Even if the Court were to accept Plaintiff's argument that the arbitration panel's decision, as affirmed by the High Court of Justice, constituted "a final judgment on [a] claim" that is considered maritime under principles of English law, that would not necessarily confer admiralty jurisdiction over the suit under United States law. See D'Amico, 756 F.3d at 160. In D'Amico, the Second Circuit explicitly reserved the question of whether the maritime nature of a claim under foreign law would be sufficient to subject it to federal admiralty jurisdiction. Id. at 162 n.7 ("We have no reason in this case to decide whether the maritime nature of the claim under the law of the nation that rendered the judgment would also suffice to bring a suit on the judgment within the jurisdiction established by § 1333."). The Second Circuit suggested, however, that choice of law principles and the need for "quick and relatively certain resolution" of disputes regarding federal subject matter jurisdiction weigh in favor of using U.S. law to determine whether the claim underlying a foreign judgment is a maritime claim. See id. at 161 ("If the characterization of the claim under foreign law is controlling, the parties will be compelled in many cases to carry on an expensive, cumbersome litigation involving dueling experts on foreign law, merely to determine whether the suit belongs in federal or state court.").

Under United States law, the claim underlying Plaintiff's foreign judgment is a claim to enforce a settlement agreement. As such, it is not an admiralty claim. See Fednav, 925 F.2d at 602 (citing Consolidated Bathurst, Ltd. v. Rederiaktiebolaget Gustaf Erikson, 645 F.Supp. 884, 886 (S.D. Fla. 1986) ("An agreement to satisfy an obligation arising from a maritime tort or contract is not a maritime contract, and an action for breach of such a contract is not an admiralty claim."); Mulvaney v. Dalzell Towing Co., 90 F.Supp. 259, 260 (S.D.N.Y. 1950) ("If this is an action for breach of contract to compromise and settle, it is not within the admiralty jurisdiction.")).[2] See also D'Amico, 756 F.3d at 159-60. The Court therefore finds that Plaintiff's claims are not subject to federal admiralty jurisdiction.


For the foregoing reasons, the Court finds that subject matter jurisdiction is lacking, and Plaintiff claims are therefore DISMISSED as to all Defendants.

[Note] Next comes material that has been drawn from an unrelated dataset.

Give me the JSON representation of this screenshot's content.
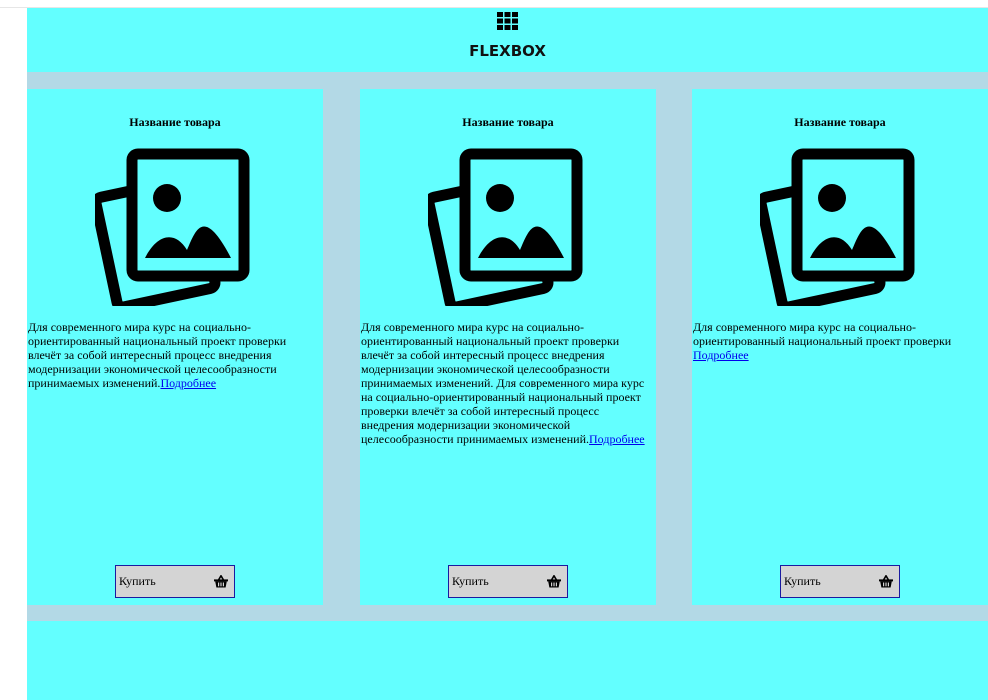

The Clerk of Court is respectfully requested to close all open motions and terminate the case.


Buy This Entire Record For $7.95

Official citation and/or docket number and footnotes (if any) for this case available with purchase.

Learn more about what you receive with purchase of this case.